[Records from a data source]
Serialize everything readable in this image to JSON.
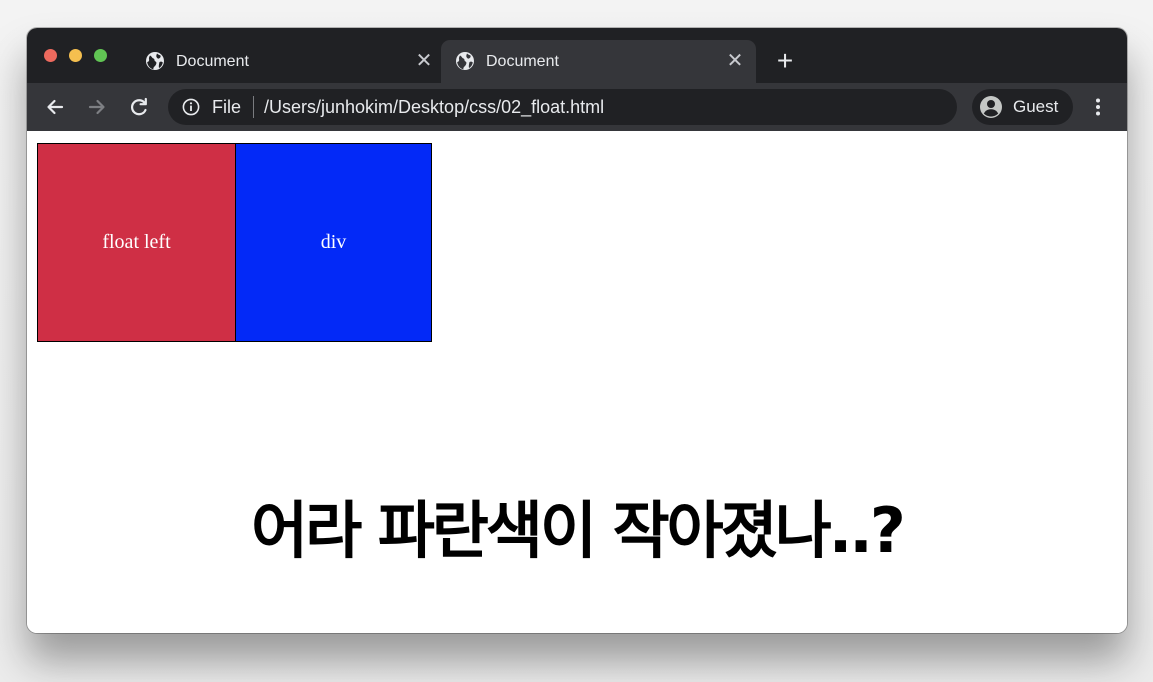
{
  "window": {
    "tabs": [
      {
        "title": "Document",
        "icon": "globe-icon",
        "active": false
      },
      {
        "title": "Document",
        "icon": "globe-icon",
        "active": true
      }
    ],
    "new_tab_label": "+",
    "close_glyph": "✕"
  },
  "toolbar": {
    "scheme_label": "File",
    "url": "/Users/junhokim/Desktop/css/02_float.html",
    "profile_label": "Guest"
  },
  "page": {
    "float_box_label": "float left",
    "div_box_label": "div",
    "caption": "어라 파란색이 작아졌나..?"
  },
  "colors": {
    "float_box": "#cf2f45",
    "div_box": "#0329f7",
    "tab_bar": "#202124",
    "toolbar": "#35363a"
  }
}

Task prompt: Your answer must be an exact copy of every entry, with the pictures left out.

Response to this task:
Serialize everything readable in this image to JSON.
{
  "window": {
    "tabs": [
      {
        "title": "Document",
        "icon": "globe-icon",
        "active": false
      },
      {
        "title": "Document",
        "icon": "globe-icon",
        "active": true
      }
    ],
    "new_tab_label": "+",
    "close_glyph": "✕"
  },
  "toolbar": {
    "scheme_label": "File",
    "url": "/Users/junhokim/Desktop/css/02_float.html",
    "profile_label": "Guest"
  },
  "page": {
    "float_box_label": "float left",
    "div_box_label": "div",
    "caption": "어라 파란색이 작아졌나..?"
  },
  "colors": {
    "float_box": "#cf2f45",
    "div_box": "#0329f7",
    "tab_bar": "#202124",
    "toolbar": "#35363a"
  }
}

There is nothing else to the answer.